“We’ve only been like this for a couple of days. I don’t know if I want to go through this for the rest of my life,” he told TODAY’s Matt Lauer on Wednesday about all the recent attention showered on him. “I would rather be in my cabin up in the woods.”
During a news conference held a day earlier for the 16 winners of an Ocean County, N.J., office pool who chipped in for the Aug. 7 Powerball drawing worth $86 million, one of the game’s biggest jackpots in history, Seeley stole the show. The group now affectionately referred to as “Ocean's 16” — a play off the popular "Ocean's 11" movie franchise — ended up with one of the three winning tickets, securing Seeley and each of his co-workers each $3.8 million after taxes.
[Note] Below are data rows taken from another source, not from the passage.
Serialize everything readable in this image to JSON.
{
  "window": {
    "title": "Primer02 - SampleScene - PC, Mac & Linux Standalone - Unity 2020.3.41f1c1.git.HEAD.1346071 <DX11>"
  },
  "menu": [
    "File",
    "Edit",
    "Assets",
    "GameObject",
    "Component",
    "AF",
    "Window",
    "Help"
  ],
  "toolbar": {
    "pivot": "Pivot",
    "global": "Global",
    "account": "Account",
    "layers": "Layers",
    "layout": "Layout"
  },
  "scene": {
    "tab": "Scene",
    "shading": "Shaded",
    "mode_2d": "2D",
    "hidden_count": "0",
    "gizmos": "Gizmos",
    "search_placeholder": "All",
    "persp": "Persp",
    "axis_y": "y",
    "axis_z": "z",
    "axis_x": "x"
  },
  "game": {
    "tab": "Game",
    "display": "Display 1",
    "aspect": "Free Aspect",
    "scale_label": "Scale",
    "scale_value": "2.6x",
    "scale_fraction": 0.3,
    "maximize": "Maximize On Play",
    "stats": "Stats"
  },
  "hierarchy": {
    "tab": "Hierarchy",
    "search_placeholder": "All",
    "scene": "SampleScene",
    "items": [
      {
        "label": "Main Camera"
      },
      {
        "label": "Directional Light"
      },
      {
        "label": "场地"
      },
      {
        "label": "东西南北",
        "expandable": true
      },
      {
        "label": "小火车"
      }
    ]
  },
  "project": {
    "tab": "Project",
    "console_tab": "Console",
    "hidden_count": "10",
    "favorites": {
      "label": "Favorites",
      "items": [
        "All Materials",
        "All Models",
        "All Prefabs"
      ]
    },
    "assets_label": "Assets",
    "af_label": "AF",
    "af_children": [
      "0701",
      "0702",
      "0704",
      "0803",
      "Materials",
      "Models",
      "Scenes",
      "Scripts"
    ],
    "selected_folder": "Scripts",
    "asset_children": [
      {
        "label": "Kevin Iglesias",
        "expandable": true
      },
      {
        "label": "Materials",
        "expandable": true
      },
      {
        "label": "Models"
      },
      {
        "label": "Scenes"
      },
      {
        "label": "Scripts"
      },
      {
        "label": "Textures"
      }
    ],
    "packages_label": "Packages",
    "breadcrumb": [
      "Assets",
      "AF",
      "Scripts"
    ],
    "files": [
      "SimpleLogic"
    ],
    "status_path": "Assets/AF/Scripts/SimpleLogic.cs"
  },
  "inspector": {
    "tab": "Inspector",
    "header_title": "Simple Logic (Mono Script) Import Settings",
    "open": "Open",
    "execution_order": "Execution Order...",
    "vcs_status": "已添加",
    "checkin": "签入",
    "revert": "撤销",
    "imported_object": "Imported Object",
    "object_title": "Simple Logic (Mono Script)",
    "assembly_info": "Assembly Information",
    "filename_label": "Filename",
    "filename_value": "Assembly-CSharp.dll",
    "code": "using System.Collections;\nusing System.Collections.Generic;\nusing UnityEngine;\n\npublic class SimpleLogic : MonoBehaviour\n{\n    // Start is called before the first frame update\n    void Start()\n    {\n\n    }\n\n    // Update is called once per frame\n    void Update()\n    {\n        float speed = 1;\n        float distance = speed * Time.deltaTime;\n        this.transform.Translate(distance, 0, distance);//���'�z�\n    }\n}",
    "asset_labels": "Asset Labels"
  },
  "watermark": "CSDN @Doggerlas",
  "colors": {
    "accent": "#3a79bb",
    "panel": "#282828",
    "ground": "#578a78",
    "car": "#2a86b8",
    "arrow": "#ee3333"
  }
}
Seeley stood out during the news conference as much for his appearance (he also wore a T-shirt featuring the “Duck Dynasty” reality show) as for his outspokenness. While at the microphone, he described his co-workers as a “happy, happy, happy” bunch and joked that he showed up wearing "my best outfit."
But Seeley also spoke seriously about one of the first things he did after learning he had won: visit his father, who has cancer and just started a second round of chemotherapy and radiation.
“I just told him, you don’t have to worry about nothing financially except getting healthy and beating cancer,” Seeley told Lauer. Seeley mentioned that he had lost his mother to cancer years earlier.
Wearing the same sunglasses and floppy, pin-adorned straw hat that he had sported during the news conference, Seeley told Lauer he didn’t learn he was a winner until after most of his co-workers because he got into the office late after finishing a work-related task.
“When I got to work, they all pulled me inside, and they’re all cheering. I thought, ‘Wow, they finally found a way to get rid of me now,’ you know,” he joked.
Seeley’s wife, Donna, said she doubts her husband's newfound wealth will change him.
“Not all all,” she told Lauer. “He’s Willie. He’s going to stay Willie.”
Seeley sounded ambivalent about his future plans, suggesting he may continue to work, but perhaps not in his current job.
“But then again, I just might disappear into the woods and hunt and fish every day,” he said.
“I’m going to do what I want to do,” he added, before turning to his wife. “We can do what we want to do.”